Rep. Capps Sends Letter to Secretary of Veterans Affairs
Letter raises concerns over staff shortages and delayed care
[WASHINGTON, D.C.] Today, Rep. Lois Capps sent a letter to Secretary of Veterans Affairs Robert A. McDonald highlighting concerns of staffing shortages in Veterans Affairs (VA) facilities along the Central Coast.
In the letter Rep. Capps references concerns raised by multiple constituents to her office that there are a number of long-term unfilled positions at VA facilities in her district. The letter goes on to explain that the staffing shortages have resulted in delays in gaining access to care.
A copy of the text of the letter is enclosed below:
Dear Secretary McDonald:
I write to bring to your attention the impact that staffing shortages in Department of Veterans Affairs (VA) facilities along the Central Coast of California are having on my constituents.
It has come to my attention that there are a number of long-term unfilled positions at VA facilities in my district.
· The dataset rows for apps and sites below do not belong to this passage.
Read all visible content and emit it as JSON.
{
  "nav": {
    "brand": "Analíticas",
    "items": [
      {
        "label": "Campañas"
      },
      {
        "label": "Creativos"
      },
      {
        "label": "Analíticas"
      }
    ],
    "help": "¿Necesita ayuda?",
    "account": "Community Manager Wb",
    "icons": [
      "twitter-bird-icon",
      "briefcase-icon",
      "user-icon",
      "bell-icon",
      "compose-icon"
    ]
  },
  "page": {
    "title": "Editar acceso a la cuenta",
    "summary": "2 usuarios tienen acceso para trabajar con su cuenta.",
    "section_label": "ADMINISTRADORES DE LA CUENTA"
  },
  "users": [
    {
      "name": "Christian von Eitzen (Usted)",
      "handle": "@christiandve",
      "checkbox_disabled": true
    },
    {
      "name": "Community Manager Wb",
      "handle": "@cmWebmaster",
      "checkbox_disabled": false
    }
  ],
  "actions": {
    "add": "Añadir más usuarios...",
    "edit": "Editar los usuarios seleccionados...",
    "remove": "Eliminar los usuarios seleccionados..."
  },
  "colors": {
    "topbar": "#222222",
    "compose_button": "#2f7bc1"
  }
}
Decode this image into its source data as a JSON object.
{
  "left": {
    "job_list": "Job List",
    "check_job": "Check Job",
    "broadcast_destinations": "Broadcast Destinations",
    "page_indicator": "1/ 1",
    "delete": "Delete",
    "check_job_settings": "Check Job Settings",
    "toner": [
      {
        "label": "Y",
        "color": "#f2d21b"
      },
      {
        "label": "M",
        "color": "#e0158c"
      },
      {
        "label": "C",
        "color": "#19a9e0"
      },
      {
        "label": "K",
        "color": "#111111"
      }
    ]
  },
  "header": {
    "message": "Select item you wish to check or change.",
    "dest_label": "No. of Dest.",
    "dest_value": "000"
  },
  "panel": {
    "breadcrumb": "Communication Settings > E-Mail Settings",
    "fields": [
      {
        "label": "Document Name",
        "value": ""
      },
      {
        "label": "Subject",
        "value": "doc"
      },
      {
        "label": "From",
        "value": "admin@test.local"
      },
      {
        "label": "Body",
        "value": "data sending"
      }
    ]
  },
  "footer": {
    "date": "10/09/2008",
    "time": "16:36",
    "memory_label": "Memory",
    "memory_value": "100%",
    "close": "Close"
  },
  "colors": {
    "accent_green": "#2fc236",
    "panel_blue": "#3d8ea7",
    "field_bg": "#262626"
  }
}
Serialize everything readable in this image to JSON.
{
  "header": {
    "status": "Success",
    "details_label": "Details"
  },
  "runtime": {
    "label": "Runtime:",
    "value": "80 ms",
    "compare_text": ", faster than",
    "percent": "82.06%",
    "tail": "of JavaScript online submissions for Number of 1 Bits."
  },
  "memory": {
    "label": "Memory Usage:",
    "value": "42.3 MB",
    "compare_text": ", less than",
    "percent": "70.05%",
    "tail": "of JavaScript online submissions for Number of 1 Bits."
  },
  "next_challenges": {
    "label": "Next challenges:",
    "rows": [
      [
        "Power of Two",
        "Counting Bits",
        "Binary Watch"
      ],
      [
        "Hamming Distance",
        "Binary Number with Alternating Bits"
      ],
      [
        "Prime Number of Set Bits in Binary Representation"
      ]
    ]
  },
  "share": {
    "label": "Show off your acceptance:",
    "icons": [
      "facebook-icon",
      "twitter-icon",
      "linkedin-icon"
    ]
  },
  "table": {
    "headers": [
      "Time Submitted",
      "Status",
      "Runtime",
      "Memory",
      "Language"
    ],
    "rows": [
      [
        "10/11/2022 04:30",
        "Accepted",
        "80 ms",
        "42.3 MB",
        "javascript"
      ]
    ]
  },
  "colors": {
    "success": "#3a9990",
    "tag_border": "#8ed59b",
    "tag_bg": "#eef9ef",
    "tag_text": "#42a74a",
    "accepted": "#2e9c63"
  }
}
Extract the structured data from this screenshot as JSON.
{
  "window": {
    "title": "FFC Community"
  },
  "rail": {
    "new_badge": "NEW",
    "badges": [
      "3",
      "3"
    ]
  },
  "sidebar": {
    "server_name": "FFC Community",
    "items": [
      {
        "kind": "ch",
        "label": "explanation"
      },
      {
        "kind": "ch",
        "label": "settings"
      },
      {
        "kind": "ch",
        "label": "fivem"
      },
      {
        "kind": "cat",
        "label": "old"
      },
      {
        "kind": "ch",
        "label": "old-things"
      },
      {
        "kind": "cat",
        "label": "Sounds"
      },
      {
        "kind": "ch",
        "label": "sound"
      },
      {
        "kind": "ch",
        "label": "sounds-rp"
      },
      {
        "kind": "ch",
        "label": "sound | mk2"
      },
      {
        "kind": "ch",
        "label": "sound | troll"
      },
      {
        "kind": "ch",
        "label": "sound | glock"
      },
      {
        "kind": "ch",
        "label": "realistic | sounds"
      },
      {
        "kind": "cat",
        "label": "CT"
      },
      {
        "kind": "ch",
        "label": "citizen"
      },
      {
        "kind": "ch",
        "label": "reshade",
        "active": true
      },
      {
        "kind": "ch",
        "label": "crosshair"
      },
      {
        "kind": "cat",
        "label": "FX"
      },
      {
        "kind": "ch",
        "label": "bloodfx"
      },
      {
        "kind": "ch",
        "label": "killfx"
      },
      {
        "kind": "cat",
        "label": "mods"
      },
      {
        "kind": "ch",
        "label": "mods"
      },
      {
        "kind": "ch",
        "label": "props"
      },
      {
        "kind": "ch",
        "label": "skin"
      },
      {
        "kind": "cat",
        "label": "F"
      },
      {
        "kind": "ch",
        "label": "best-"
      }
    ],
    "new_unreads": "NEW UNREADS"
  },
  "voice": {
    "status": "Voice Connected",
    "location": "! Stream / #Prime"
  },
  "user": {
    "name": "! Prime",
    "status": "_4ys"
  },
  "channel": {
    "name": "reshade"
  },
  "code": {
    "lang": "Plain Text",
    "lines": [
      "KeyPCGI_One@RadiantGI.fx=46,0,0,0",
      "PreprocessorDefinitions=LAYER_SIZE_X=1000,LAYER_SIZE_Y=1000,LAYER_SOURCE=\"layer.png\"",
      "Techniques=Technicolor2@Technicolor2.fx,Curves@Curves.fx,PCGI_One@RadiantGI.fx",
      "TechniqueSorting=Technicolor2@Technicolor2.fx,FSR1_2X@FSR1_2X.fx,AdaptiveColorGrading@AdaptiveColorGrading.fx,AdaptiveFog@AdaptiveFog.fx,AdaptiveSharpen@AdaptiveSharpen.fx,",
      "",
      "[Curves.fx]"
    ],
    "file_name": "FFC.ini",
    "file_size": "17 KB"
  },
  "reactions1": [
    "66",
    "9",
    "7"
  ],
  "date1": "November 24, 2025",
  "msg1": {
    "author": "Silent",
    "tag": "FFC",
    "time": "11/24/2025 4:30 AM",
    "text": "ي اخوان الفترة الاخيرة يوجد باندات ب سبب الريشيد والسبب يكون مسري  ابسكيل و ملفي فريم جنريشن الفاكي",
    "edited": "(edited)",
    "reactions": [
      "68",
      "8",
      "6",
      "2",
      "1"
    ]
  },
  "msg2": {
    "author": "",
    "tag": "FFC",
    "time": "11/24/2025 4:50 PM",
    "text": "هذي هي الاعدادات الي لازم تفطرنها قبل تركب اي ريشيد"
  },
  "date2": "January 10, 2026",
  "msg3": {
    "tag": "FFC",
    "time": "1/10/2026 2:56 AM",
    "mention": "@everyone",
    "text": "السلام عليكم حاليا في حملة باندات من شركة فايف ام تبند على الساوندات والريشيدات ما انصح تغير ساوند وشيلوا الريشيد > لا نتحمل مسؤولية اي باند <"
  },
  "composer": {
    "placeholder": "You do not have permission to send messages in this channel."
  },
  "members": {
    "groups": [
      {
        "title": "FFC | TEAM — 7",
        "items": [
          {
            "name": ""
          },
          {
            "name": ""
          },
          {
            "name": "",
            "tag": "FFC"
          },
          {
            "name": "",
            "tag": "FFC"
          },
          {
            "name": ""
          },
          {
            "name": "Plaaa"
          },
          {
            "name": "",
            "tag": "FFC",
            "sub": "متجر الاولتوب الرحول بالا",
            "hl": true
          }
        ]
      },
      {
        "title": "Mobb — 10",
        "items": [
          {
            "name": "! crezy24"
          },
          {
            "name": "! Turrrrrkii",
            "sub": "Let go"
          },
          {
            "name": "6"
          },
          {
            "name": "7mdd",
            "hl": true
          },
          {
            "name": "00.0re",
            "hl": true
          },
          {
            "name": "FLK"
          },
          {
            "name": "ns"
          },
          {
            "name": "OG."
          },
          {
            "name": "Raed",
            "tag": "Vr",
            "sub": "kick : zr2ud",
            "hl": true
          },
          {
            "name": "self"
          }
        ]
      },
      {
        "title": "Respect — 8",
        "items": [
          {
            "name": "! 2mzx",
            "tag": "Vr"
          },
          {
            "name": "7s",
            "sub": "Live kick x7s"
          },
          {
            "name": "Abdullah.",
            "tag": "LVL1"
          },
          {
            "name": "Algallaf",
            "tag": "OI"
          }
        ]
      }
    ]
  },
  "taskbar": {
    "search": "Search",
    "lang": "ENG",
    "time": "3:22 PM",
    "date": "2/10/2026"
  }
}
In recent months, I have been contacted by constituent VA patients who have reported being unable to reach the Santa Barbara and Santa Maria Community Based Outpatient Clinics (CBOCs) by phone. They report that their calls were rerouted to VA’s Los Angeles call center, where they were placed on long holds or asked to leave voicemails that never received a response.
It is my understanding that the Santa Maria clinic needs to fill two Medical Support Assistant positions, who as you know, are the employees responsible for answering incoming phone calls. It is also my understanding that the Santa Barbara and San Luis Obispo clinics are each in need of an additional Medical Support Assistant. In addition, there have also been four recent tele-health mental health provider losses in the Greater Los Angeles Health System (GLAHS), serving our local CBOCs. While many VA employees continue to work hard to address these gaps, these combined vacancies are hampering access to the care our veterans have earned.
Furthermore, it is my understanding that several key senior positions in the GLAHS regional office are also vacant, including the position of Director, Chief of Staff and Associate Director of Ambulatory Care. I am concerned the lapse in these crucial leadership positions may be having adverse effects on the effectiveness of GLAHS to serve our veterans.
As you know, VA faces staffing shortages nation-wide. While I appreciate your agency’s efforts to address these shortages, I firmly believe more must be done. Many VA job applicants face a complicated, months-long hiring process for certain positions within the department, and I remain concerned that every unfilled position continues to put our nation’s veterans’ health at risk.
It is important that we have a full picture of the issue in order to work together to rectify the problem. As such, I respectfully request that VA provide my office with the following information: the number of job vacancies in VA facilities in my congressional district and at the GLAHS regional office; the amount of time these positions have remained unfilled; and GLAHS’ plan for filling these positions, including a timeline for when these posts are expected to be filled.
Fully-staffed CBOCs and regional offices are essential to ensuring that our veterans’ receive the highest quality care they have earned, and I look forward to your response detailing how VA plans to address these shortages.
Member of Congress